"We Build" Kiwanis was founded in Detroit, Michigan on Jan. 21, 1915. On Nov. 1916, the first Canadian Club was organized in Hamilton, Ontario. The same year, the name "Kiwanis Club was adopted at a meeting in Cleveland, Ohio. The name Kiwanis is a coined word taken from the language of an American Indian tribe which lived in the area where Kiwanis was founded. The original phrase was "Nunc Keewanis." It means "self expression," or "to make oneself known." It was shortened and modified to become "Kiwanis. "Kiwanis grew simultaneously in the U.S. and Canada for almost half a century before the decision was made in 1961 to expand into other nations of the world. Clubs were formed in 1962 in Mexico and the Bahamas. Since then, Kiwanis has extended into the continents of Africa, Asia, Australia, Europe, South America, and lands between. Additional nations continue to join the Kiwanis International family as clubs are organized each year on a worldwide basis.
Kiwanis is a worldwide service organization appealing to those who have the desire to become personally involved in making their communities better places in which to live. As a group, we achieve what individuals cannot do alone. Working together, Kiwanians voluntarily share the challenge of the community improvement and leadership assuming personal responsibility for humanitarian and civic projects that public authorities are not prepared to or able to perform. These projects are predominantly local in nature. They include such activities as assistance to youth and the aging, conservation of natural resources, development of community facilities and creation of international understanding and goodwill. Whatever their goals may be, Kiwanians are motivated by a common desire to serve, and to achieve an appreciation of good fellowship.
The heart of Kiwanis is the club itself. Each club is composed of people in a wide variety of occupations, representing the active forces of the community. Each Kiwanis Club has officers and directors as prescribed by the bylaws of the club. These officers and directors compromise the Board of Directors, the administration body of the club. Clubs perform their community service work and their internal administration through standing committees. Each member is assigned to one or more of these, depending upon his particular desires and aptitudes. All Kiwanis clubs are organized according to a standard basic plan.

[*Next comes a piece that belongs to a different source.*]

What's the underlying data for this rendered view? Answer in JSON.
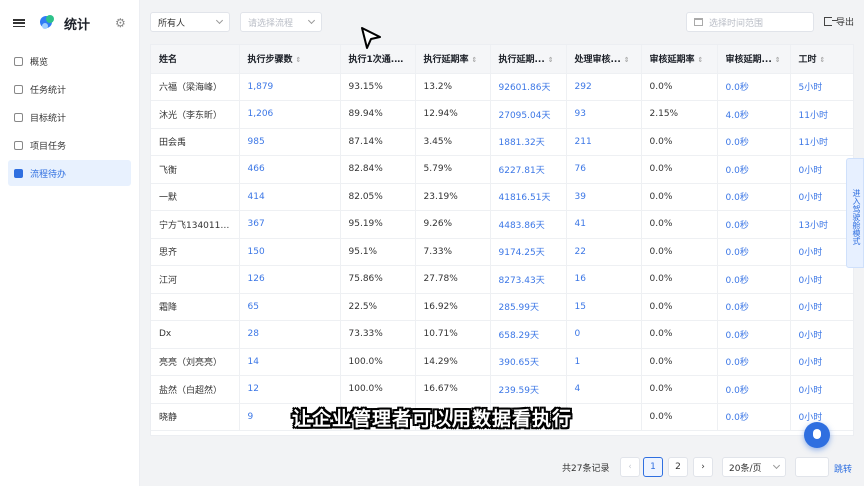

Each club has great freedom in developing its own service projects, fund raising activities, meeting procedures, customs, and character. Each club, through its own imagination and growth, lends flavor and excitement to the entire Kiwanis to its own nation and aptitudes.